> _Records from a data source_
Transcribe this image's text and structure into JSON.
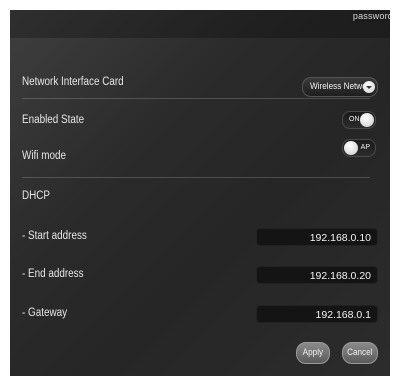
{
  "header": {
    "password_link": "password"
  },
  "nic": {
    "label": "Network Interface Card",
    "value": "Wireless Network"
  },
  "enabled_state": {
    "label": "Enabled State",
    "toggle_text": "ON",
    "on": true
  },
  "wifi_mode": {
    "label": "Wifi mode",
    "toggle_text": "AP",
    "on": false
  },
  "dhcp": {
    "heading": "DHCP",
    "start": {
      "label": "- Start address",
      "value": "192.168.0.10"
    },
    "end": {
      "label": "- End address",
      "value": "192.168.0.20"
    },
    "gateway": {
      "label": "- Gateway",
      "value": "192.168.0.1"
    }
  },
  "actions": {
    "apply_label": "Apply",
    "cancel_label": "Cancel"
  }
}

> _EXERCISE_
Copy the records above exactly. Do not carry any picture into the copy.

> _EXERCISE RESULT_
Transcribe this image's text and structure into JSON.
{
  "header": {
    "password_link": "password"
  },
  "nic": {
    "label": "Network Interface Card",
    "value": "Wireless Network"
  },
  "enabled_state": {
    "label": "Enabled State",
    "toggle_text": "ON",
    "on": true
  },
  "wifi_mode": {
    "label": "Wifi mode",
    "toggle_text": "AP",
    "on": false
  },
  "dhcp": {
    "heading": "DHCP",
    "start": {
      "label": "- Start address",
      "value": "192.168.0.10"
    },
    "end": {
      "label": "- End address",
      "value": "192.168.0.20"
    },
    "gateway": {
      "label": "- Gateway",
      "value": "192.168.0.1"
    }
  },
  "actions": {
    "apply_label": "Apply",
    "cancel_label": "Cancel"
  }
}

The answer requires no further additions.